Horrified by the extreme poverty in the world, Di wanted to do something about it. When she heard about Fair Trade and the positive impact it can have on communities in developing countries, she was inspired to act.
“I wanted to somehow connect the people who make what we wear and with the wearer,” says Di. “I decided that if I was going to do anything it would have to support those who struggle to support themselves.”
Di figured we all wear clothes and need to buy gifts from time to time, so decided to source clothing and gift items designed or made in Africa. The One Colour clothing range is stitched in Kenya using East African sourced cotton fabrics. The accessories, jewellery and gifts are from Kenya, South Africa and Nepal.

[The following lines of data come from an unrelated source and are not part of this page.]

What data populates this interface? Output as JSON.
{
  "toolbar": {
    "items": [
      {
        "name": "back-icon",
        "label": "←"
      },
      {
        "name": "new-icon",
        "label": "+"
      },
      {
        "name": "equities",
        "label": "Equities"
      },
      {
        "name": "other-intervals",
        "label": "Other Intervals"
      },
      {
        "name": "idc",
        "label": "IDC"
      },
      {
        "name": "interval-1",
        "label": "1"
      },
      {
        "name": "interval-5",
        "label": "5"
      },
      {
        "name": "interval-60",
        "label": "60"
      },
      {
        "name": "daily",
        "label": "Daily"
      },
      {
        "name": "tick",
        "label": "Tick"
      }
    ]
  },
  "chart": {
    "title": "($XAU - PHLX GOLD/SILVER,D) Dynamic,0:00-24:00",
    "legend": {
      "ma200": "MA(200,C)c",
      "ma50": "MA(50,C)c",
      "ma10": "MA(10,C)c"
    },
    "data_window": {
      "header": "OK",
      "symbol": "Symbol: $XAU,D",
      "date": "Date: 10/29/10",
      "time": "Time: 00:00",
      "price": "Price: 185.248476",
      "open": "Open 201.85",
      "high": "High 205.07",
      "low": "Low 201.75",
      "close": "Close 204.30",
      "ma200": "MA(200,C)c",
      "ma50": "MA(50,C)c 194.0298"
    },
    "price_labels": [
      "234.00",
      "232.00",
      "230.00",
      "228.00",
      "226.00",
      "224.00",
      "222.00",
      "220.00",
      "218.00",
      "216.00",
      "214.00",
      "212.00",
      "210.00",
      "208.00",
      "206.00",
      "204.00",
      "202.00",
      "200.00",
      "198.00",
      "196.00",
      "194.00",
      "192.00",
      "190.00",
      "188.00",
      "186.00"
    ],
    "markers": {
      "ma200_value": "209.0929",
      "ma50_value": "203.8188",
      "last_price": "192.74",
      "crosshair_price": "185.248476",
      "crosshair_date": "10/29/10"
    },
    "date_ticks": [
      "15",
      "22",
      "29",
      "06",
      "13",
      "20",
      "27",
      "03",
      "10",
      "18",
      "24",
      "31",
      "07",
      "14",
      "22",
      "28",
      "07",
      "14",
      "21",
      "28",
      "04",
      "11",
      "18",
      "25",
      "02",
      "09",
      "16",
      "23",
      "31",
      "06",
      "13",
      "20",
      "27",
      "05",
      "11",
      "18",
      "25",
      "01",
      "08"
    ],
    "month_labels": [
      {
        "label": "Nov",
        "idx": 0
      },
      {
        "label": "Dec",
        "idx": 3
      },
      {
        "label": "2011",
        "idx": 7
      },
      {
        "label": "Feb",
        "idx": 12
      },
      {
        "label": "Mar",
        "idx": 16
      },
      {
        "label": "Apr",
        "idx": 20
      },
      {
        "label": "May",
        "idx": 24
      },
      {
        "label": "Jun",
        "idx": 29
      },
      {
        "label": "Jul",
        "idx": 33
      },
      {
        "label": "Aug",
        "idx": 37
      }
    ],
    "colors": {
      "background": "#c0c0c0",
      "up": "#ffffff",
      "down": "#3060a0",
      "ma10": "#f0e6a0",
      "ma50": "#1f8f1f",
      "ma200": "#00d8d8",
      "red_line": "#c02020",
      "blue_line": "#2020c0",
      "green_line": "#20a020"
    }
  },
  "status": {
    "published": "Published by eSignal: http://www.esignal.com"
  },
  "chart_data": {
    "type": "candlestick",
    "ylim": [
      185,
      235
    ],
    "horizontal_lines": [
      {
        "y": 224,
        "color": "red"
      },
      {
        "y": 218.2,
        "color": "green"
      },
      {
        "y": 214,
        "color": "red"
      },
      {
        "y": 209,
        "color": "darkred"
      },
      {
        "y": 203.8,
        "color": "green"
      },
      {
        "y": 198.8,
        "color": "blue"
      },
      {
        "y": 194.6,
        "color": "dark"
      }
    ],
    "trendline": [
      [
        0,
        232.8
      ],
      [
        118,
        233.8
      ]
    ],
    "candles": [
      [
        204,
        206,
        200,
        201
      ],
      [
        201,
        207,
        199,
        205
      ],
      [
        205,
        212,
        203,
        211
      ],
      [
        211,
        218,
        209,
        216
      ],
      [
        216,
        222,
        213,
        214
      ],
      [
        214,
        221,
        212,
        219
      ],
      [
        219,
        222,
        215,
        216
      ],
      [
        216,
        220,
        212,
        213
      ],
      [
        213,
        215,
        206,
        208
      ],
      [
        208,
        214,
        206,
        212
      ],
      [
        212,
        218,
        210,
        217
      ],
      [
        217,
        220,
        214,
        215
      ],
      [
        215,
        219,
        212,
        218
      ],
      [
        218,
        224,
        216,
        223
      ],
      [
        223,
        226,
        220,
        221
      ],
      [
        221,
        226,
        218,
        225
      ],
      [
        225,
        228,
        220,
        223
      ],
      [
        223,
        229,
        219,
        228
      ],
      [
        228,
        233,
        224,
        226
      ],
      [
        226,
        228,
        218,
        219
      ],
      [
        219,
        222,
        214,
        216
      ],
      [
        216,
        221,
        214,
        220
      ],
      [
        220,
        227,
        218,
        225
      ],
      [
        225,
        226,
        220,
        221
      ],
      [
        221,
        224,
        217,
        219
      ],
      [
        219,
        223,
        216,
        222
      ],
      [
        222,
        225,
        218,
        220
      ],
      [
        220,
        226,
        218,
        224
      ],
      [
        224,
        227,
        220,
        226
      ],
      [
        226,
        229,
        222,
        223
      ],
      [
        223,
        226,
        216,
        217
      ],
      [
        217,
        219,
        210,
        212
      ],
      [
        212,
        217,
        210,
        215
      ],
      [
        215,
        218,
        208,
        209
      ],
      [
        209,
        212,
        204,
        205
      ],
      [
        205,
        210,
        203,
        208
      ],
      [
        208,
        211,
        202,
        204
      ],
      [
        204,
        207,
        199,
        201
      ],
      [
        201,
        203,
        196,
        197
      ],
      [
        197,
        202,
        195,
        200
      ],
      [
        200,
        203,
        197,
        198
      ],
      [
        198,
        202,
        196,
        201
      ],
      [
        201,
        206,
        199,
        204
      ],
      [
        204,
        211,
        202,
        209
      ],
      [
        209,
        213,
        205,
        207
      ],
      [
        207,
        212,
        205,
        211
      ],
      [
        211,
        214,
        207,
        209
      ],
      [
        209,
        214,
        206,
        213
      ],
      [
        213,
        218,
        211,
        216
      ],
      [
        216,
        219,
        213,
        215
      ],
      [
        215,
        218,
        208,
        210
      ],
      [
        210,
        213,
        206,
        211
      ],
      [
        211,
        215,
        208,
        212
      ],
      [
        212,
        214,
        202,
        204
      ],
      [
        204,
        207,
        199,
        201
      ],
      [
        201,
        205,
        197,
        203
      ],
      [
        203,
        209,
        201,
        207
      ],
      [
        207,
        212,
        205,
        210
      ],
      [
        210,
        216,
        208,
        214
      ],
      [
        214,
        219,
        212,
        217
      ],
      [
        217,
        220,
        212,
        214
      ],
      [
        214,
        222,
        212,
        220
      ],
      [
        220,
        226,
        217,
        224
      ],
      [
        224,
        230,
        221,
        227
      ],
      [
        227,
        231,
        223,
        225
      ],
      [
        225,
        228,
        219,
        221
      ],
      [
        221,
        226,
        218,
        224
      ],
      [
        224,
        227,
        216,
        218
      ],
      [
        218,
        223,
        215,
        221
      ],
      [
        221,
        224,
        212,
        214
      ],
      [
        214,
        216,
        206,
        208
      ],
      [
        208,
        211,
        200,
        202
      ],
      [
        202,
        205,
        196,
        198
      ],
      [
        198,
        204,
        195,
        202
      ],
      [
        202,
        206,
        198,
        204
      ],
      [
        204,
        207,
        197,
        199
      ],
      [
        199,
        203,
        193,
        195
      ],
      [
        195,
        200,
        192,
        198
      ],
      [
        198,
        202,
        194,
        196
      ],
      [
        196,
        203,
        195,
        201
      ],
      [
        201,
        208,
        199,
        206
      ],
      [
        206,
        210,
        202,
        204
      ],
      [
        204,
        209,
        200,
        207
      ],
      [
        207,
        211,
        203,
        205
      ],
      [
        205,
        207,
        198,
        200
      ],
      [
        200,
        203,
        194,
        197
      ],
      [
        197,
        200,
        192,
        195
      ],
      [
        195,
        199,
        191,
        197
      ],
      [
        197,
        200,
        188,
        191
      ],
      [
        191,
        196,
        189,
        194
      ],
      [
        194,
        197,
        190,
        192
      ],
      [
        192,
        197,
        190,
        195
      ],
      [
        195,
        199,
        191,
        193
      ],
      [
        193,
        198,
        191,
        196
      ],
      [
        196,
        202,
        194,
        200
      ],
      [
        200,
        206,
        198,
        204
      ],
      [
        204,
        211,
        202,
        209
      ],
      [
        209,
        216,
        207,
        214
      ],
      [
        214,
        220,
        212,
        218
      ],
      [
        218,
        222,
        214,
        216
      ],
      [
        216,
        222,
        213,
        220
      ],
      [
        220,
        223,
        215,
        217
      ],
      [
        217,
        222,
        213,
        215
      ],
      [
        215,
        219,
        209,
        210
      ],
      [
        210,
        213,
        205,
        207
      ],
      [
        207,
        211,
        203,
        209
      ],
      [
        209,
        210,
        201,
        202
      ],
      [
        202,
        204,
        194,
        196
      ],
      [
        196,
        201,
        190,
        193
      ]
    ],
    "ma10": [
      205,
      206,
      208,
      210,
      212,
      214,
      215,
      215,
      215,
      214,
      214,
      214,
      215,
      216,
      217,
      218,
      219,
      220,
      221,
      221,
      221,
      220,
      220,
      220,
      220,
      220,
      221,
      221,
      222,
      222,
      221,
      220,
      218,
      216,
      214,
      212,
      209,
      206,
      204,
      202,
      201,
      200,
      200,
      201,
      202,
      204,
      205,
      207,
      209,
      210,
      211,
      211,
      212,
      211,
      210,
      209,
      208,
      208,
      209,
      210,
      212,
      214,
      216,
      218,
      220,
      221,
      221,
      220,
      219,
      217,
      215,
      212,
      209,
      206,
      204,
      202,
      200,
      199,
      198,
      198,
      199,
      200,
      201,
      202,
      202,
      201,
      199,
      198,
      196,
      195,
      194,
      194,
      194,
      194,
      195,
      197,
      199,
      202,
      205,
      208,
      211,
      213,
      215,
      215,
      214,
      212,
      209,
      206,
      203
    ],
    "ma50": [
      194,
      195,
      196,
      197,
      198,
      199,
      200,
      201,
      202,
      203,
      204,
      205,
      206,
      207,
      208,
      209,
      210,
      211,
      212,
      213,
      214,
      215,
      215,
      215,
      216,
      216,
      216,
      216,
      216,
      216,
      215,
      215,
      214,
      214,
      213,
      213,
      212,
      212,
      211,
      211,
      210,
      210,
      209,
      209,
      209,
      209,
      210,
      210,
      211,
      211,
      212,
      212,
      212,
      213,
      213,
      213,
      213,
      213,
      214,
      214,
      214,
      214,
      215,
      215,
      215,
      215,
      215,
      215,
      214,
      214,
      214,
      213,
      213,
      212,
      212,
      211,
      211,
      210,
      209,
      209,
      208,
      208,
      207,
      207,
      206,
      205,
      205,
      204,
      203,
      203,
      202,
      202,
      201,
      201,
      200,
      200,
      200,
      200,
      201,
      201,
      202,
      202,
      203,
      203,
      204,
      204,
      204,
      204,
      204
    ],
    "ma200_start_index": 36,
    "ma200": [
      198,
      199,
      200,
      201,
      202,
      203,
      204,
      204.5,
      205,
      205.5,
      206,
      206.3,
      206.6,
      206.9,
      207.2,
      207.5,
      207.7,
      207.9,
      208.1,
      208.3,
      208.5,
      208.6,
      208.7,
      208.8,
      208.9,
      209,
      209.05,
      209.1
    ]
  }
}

I particularly like the brightly coloured jewellery; it is really different and striking. And the toys from Kenana Knitters are really gorgeous. I’m quite a fan of knitting.
Di visited Kenana Knitters in Kenya earlier this year. Kenana Knitters is a self-supporting knitting co-operative, where the knitters and spinners are paid a fair wage. Sales also fund a range of welfare projects in Njoro, Kenya. Speaking with Monicah, one of the long term workers at Kenana Knitters, Di was touched by the impact consistent safe work had on Monicah’s life.

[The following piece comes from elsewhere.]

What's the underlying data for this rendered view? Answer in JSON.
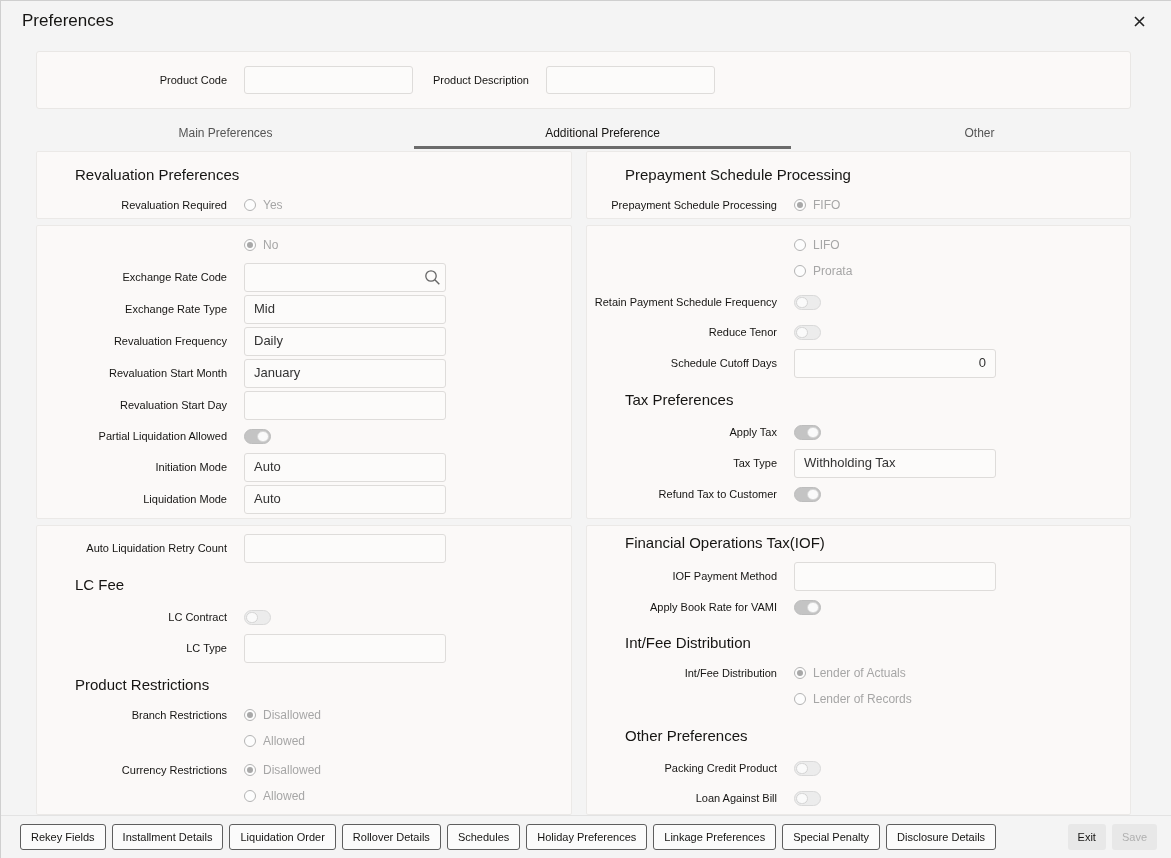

“Before I came to Kenana Knitters I was doing difficult work on a farm,” explained Monicah. “Ever since I came here, my home and even my health have improved. I no longer have to carry heavy things. Having work has helped me educate my 6 children. I even have a daughter at University studying law with the assistance of school fees from the Watoto Foundation.”
Monicah is known as a superb knitter and will head up the apparel section of Kenana Knitters when it starts up later this year. I’m a little envious. My short stints at attempting to knit were never very successful – too impatient and not neat enough.
Knitting seems an interesting choice for a business enterprise, but in fact it is a very practical choice. Knitting requires minimal equipment, can be done in snatches, when time permits. This means workers can tend to their farms as they need to working around seasonal changes, and can supplement their income in tough times, for example during drought when crops fail.
Kenana Knitters helps the local community income on two fronts, by buying the wool locally, and then by using that wool to produce marketable products, such as toys, household items, and clothes.
One Colour also sources products from other social enterprises. Viva Africa specialise in using traditional East African fabric made from cotton grown in Tanzania, Uganda or Kenya, and Edun Live supply African made T-shirts.
You can check it all out on the shiny new website.
Its very Good.